White Rose University Consortium logo
University of Leeds logo University of Sheffield logo York University logo

The Young Turk revolution and the Macedonian question 1908-1912

Psilos, Christopher (2000) The Young Turk revolution and the Macedonian question 1908-1912. PhD thesis, University of Leeds.


Download (13Mb)

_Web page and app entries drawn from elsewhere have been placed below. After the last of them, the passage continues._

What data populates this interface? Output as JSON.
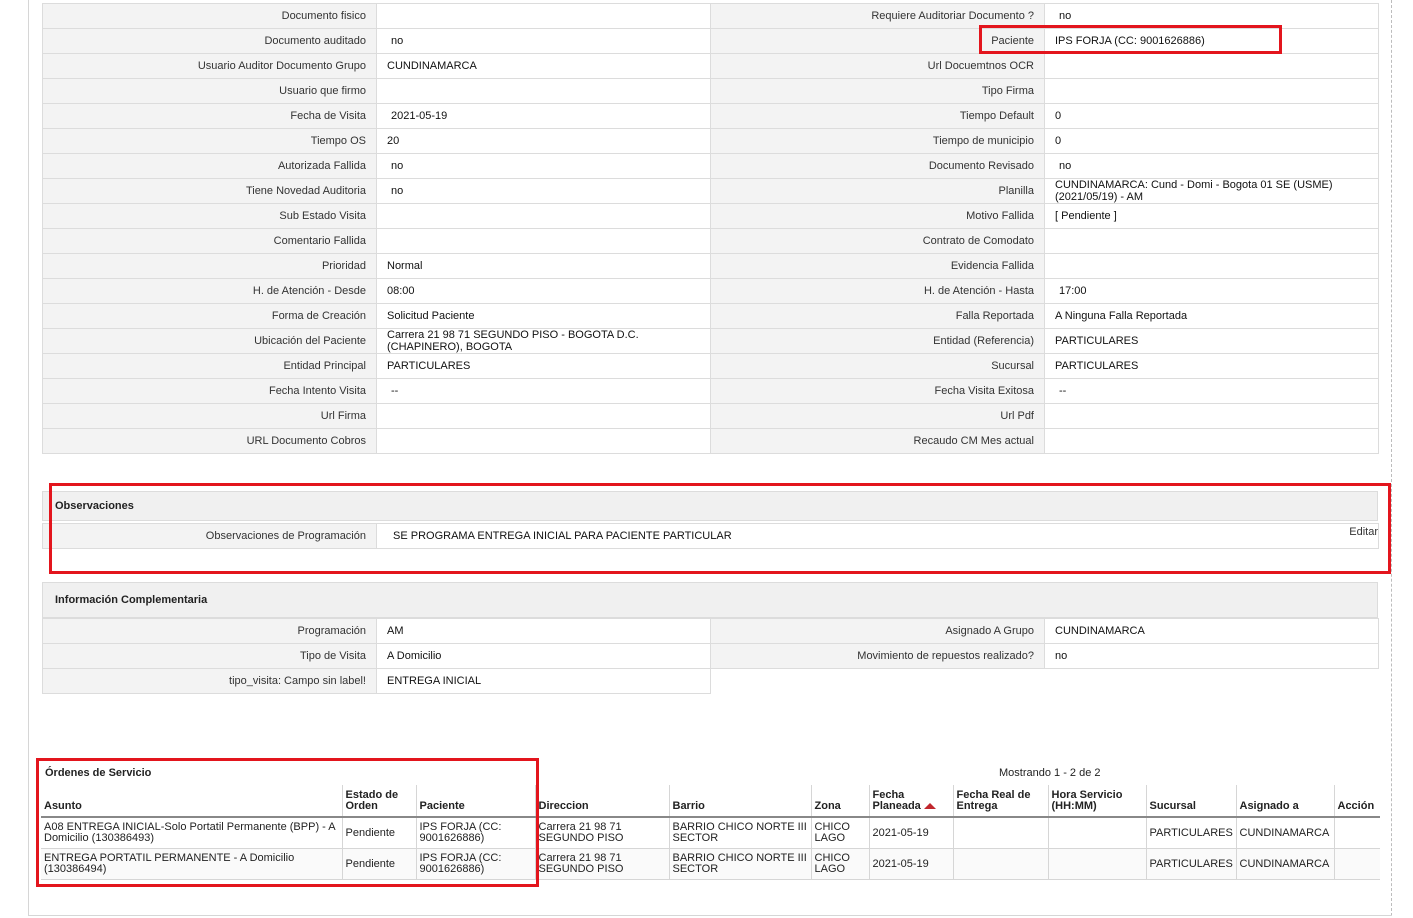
{
  "detail": {
    "rows": [
      {
        "l1": "Documento fisico",
        "v1": "",
        "l2": "Requiere Auditoriar Documento ?",
        "v2": "no"
      },
      {
        "l1": "Documento auditado",
        "v1": "no",
        "l2": "Paciente",
        "v2": "IPS FORJA (CC: 9001626886)"
      },
      {
        "l1": "Usuario Auditor Documento Grupo",
        "v1": "CUNDINAMARCA",
        "l2": "Url Docuemtnos OCR",
        "v2": ""
      },
      {
        "l1": "Usuario que firmo",
        "v1": "",
        "l2": "Tipo Firma",
        "v2": ""
      },
      {
        "l1": "Fecha de Visita",
        "v1": "2021-05-19",
        "l2": "Tiempo Default",
        "v2": "0"
      },
      {
        "l1": "Tiempo OS",
        "v1": "20",
        "l2": "Tiempo de municipio",
        "v2": "0"
      },
      {
        "l1": "Autorizada Fallida",
        "v1": "no",
        "l2": "Documento Revisado",
        "v2": "no"
      },
      {
        "l1": "Tiene Novedad Auditoria",
        "v1": "no",
        "l2": "Planilla",
        "v2": "CUNDINAMARCA: Cund - Domi - Bogota 01 SE (USME) (2021/05/19) - AM"
      },
      {
        "l1": "Sub Estado Visita",
        "v1": "",
        "l2": "Motivo Fallida",
        "v2": "[ Pendiente ]"
      },
      {
        "l1": "Comentario Fallida",
        "v1": "",
        "l2": "Contrato de Comodato",
        "v2": ""
      },
      {
        "l1": "Prioridad",
        "v1": "Normal",
        "l2": "Evidencia Fallida",
        "v2": ""
      },
      {
        "l1": "H. de Atención - Desde",
        "v1": "08:00",
        "l2": "H. de Atención - Hasta",
        "v2": "17:00"
      },
      {
        "l1": "Forma de Creación",
        "v1": "Solicitud Paciente",
        "l2": "Falla Reportada",
        "v2": "A Ninguna Falla Reportada"
      },
      {
        "l1": "Ubicación del Paciente",
        "v1": "Carrera 21 98 71 SEGUNDO PISO - BOGOTA D.C. (CHAPINERO), BOGOTA",
        "l2": "Entidad (Referencia)",
        "v2": "PARTICULARES"
      },
      {
        "l1": "Entidad Principal",
        "v1": "PARTICULARES",
        "l2": "Sucursal",
        "v2": "PARTICULARES"
      },
      {
        "l1": "Fecha Intento Visita",
        "v1": "--",
        "l2": "Fecha Visita Exitosa",
        "v2": "--"
      },
      {
        "l1": "Url Firma",
        "v1": "",
        "l2": "Url Pdf",
        "v2": ""
      },
      {
        "l1": "URL Documento Cobros",
        "v1": "",
        "l2": "Recaudo CM Mes actual",
        "v2": ""
      }
    ]
  },
  "observaciones": {
    "title": "Observaciones",
    "label": "Observaciones de Programación",
    "value": "SE PROGRAMA ENTREGA INICIAL PARA PACIENTE PARTICULAR",
    "edit": "Editar"
  },
  "complementaria": {
    "title": "Información Complementaria",
    "rows": [
      {
        "l1": "Programación",
        "v1": "AM",
        "l2": "Asignado A Grupo",
        "v2": "CUNDINAMARCA"
      },
      {
        "l1": "Tipo de Visita",
        "v1": "A Domicilio",
        "l2": "Movimiento de repuestos realizado?",
        "v2": "no"
      },
      {
        "l1": "tipo_visita: Campo sin label!",
        "v1": "ENTREGA INICIAL"
      }
    ]
  },
  "ordenes": {
    "title": "Órdenes de Servicio",
    "showing": "Mostrando 1 - 2 de 2",
    "headers": [
      "Asunto",
      "Estado de Orden",
      "Paciente",
      "Direccion",
      "Barrio",
      "Zona",
      "Fecha Planeada",
      "Fecha Real de Entrega",
      "Hora Servicio (HH:MM)",
      "Sucursal",
      "Asignado a",
      "Acción"
    ],
    "rows": [
      {
        "asunto": "A08 ENTREGA INICIAL-Solo Portatil Permanente (BPP) - A Domicilio (130386493)",
        "estado": "Pendiente",
        "paciente": "IPS FORJA (CC: 9001626886)",
        "direccion": "Carrera 21 98 71 SEGUNDO PISO",
        "barrio": "BARRIO CHICO NORTE III SECTOR",
        "zona": "CHICO LAGO",
        "fecha_planeada": "2021-05-19",
        "fecha_real": "",
        "hora": "",
        "sucursal": "PARTICULARES",
        "asignado": "CUNDINAMARCA",
        "accion": ""
      },
      {
        "asunto": "ENTREGA PORTATIL PERMANENTE - A Domicilio (130386494)",
        "estado": "Pendiente",
        "paciente": "IPS FORJA (CC: 9001626886)",
        "direccion": "Carrera 21 98 71 SEGUNDO PISO",
        "barrio": "BARRIO CHICO NORTE III SECTOR",
        "zona": "CHICO LAGO",
        "fecha_planeada": "2021-05-19",
        "fecha_real": "",
        "hora": "",
        "sucursal": "PARTICULARES",
        "asignado": "CUNDINAMARCA",
        "accion": ""
      }
    ]
  }
}
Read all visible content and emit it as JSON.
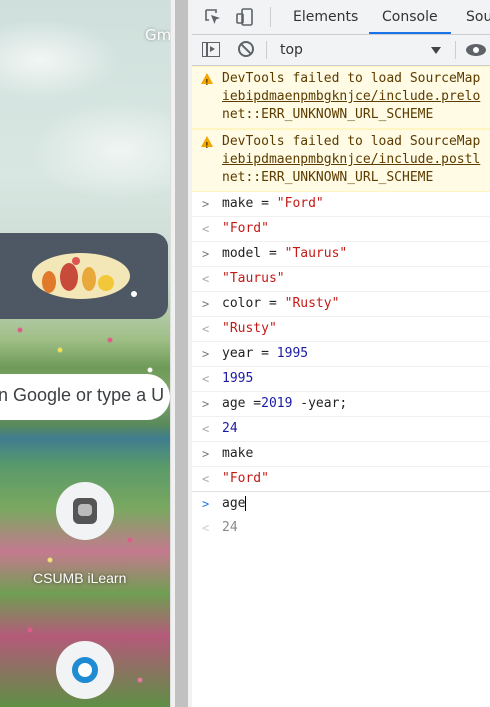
{
  "ntp": {
    "gmail_link": "Gm",
    "search_placeholder": "n Google or type a U",
    "shortcuts": [
      {
        "label": "CSUMB iLearn",
        "icon": "ilearn-icon"
      },
      {
        "label": "",
        "icon": "circle-logo-icon"
      }
    ]
  },
  "devtools": {
    "tabs": [
      "Elements",
      "Console",
      "Sou"
    ],
    "active_tab": "Console",
    "toolbar": {
      "context": "top"
    },
    "warnings": [
      {
        "line1": "DevTools failed to load SourceMap",
        "link": "iebipdmaenpmbgknjce/include.prelo",
        "line3": "net::ERR_UNKNOWN_URL_SCHEME"
      },
      {
        "line1": "DevTools failed to load SourceMap",
        "link": "iebipdmaenpmbgknjce/include.postl",
        "line3": "net::ERR_UNKNOWN_URL_SCHEME"
      }
    ],
    "entries": [
      {
        "cmd_pre": "make = ",
        "cmd_val": "\"Ford\"",
        "result": "\"Ford\""
      },
      {
        "cmd_pre": "model = ",
        "cmd_val": "\"Taurus\"",
        "result": "\"Taurus\""
      },
      {
        "cmd_pre": "color = ",
        "cmd_val": "\"Rusty\"",
        "result": "\"Rusty\""
      },
      {
        "cmd_pre": "year = ",
        "cmd_val": "1995",
        "result": "1995"
      },
      {
        "cmd_pre": "age =",
        "cmd_val": "2019",
        "cmd_post": " -year;",
        "result": "24"
      },
      {
        "cmd_pre": "make",
        "cmd_val": "",
        "result": "\"Ford\""
      }
    ],
    "prompt_input": "age",
    "eager_result": "24"
  }
}
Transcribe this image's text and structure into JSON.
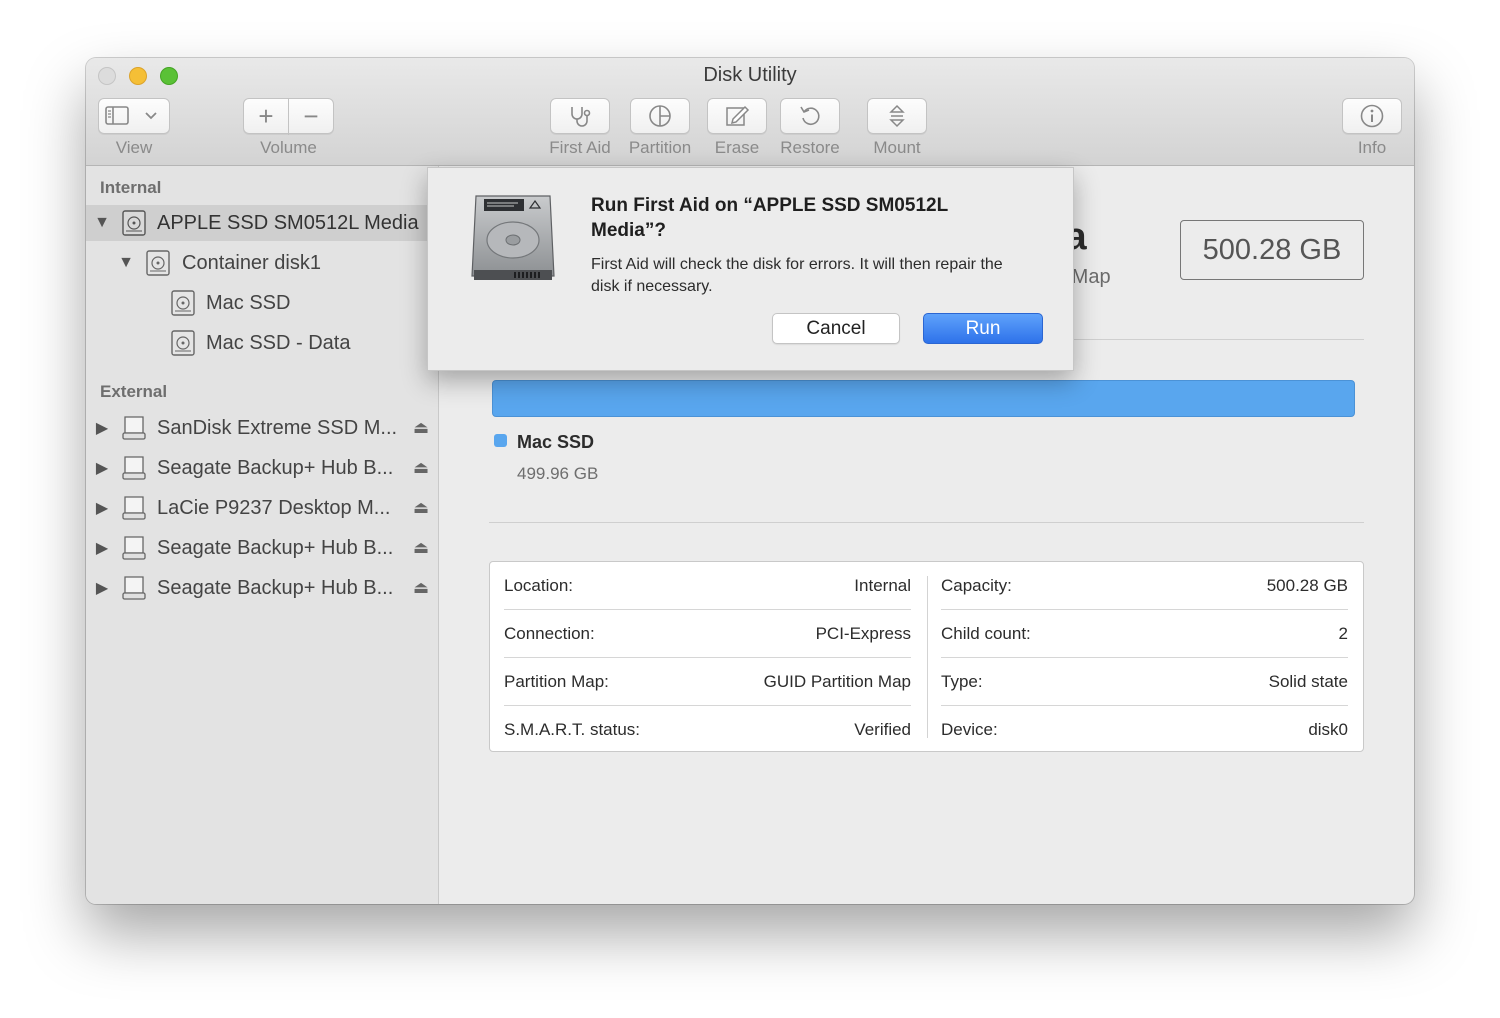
{
  "window": {
    "title": "Disk Utility"
  },
  "toolbar": {
    "view_label": "View",
    "volume_label": "Volume",
    "first_aid_label": "First Aid",
    "partition_label": "Partition",
    "erase_label": "Erase",
    "restore_label": "Restore",
    "mount_label": "Mount",
    "info_label": "Info",
    "add_symbol": "+",
    "remove_symbol": "−"
  },
  "sidebar": {
    "internal_header": "Internal",
    "external_header": "External",
    "internal_items": [
      {
        "label": "APPLE SSD SM0512L Media",
        "icon": "internal-disk-icon",
        "expanded": true,
        "selected": true
      },
      {
        "label": "Container disk1",
        "icon": "container-disk-icon",
        "expanded": true
      },
      {
        "label": "Mac SSD",
        "icon": "volume-disk-icon"
      },
      {
        "label": "Mac SSD - Data",
        "icon": "volume-disk-icon"
      }
    ],
    "external_items": [
      {
        "label": "SanDisk Extreme SSD M...",
        "icon": "external-disk-icon"
      },
      {
        "label": "Seagate Backup+ Hub B...",
        "icon": "external-disk-icon"
      },
      {
        "label": "LaCie P9237 Desktop M...",
        "icon": "external-disk-icon"
      },
      {
        "label": "Seagate Backup+ Hub B...",
        "icon": "external-disk-icon"
      },
      {
        "label": "Seagate Backup+ Hub B...",
        "icon": "external-disk-icon"
      }
    ]
  },
  "main": {
    "title_fragment": "ia",
    "subtitle_fragment": "n Map",
    "capacity": "500.28 GB",
    "legend": {
      "name": "Mac SSD",
      "size": "499.96 GB",
      "color": "#59a6ee"
    },
    "info": {
      "left": [
        {
          "label": "Location:",
          "value": "Internal"
        },
        {
          "label": "Connection:",
          "value": "PCI-Express"
        },
        {
          "label": "Partition Map:",
          "value": "GUID Partition Map"
        },
        {
          "label": "S.M.A.R.T. status:",
          "value": "Verified"
        }
      ],
      "right": [
        {
          "label": "Capacity:",
          "value": "500.28 GB"
        },
        {
          "label": "Child count:",
          "value": "2"
        },
        {
          "label": "Type:",
          "value": "Solid state"
        },
        {
          "label": "Device:",
          "value": "disk0"
        }
      ]
    }
  },
  "dialog": {
    "title": "Run First Aid on “APPLE SSD SM0512L Media”?",
    "message": "First Aid will check the disk for errors. It will then repair the disk if necessary.",
    "cancel_label": "Cancel",
    "run_label": "Run",
    "accent": "#2e72ea"
  }
}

European-imposed reforms in Ottoman-held Macedonia in the period 1904-1908 led to the diminution of Ottoman authority, the encouragement of Christian partisan activities and the consolidation of the Young Turk movement in the region. The Young Turk revolution of 1908 established a Constitutional and Parliamentary regime in the Ottoman Empire pledging institutional reform, equality and liberty for all nationalities. Between July 1908 and April 1909, it became clear that the Young Turk policies and the Macedonian aspirations of the Christian Balkan countries were incompatible. The Young Turks remained a predominantly Moslem movement committed to safeguard the territorial integrity of the Empire, prevent foreign interference in Ottoman affairs and counteract Christian Macedonian separatism. By contrast, following the withdrawal of European control from Macedonia, the Balkan Christians attempted to take advantage of the Ottoman Constitutional change to further their own political and national interests in Macedonia. Disillusioned by the Young Turk centralist tendencies and apprehensive of a resurgent Turkish nationalism, Bulgarian, Greek and Serb nationalists resorted -once more- to their original means of Macedonian propaganda: religious, cultural and revolutionary activity. During 1909-1912, the Committee of Union and Progress (C.U.P.) -the driving force in the Young Turk movement- initiated a policy of enforced denationalization on the non-Moslem ethnic groups. Implemented in a harsh manner in Macedonia, this practice irrevocably undermined any prospect of cooperation between Moslem Young Turks and Christian Macedonians. Its aftermath included the growth of the Albanian nationalist movement and the encouragement of rapprochement between the Christian Balkan states, which was to bring about the establishment of the Balkan Alliance and the collapse of European Turkey in the Balkan wars.

Item Type: Thesis (PhD)
Academic Units: The University of Leeds > Faculty of Arts, Humanities and Cultures (Leeds) > School of Languages Cultures and Societies (Leeds) > Russian & Slavonic Studies (Leeds)
Identification Number/EthosID: uk.bl.ethos.567897
Depositing User: Ethos Import
Date Deposited: 10 Jun 2013 14:07
Last Modified: 08 Aug 2013 08:53
URI: http://etheses.whiterose.ac.uk/id/eprint/4058

You do not need to contact us to get a copy of this thesis. Please use the 'Download' link(s) above to get a copy.
You can contact us about this thesis. If you need to make a general enquiry, please see the Contact us page.

Actions (repository staff only: login required)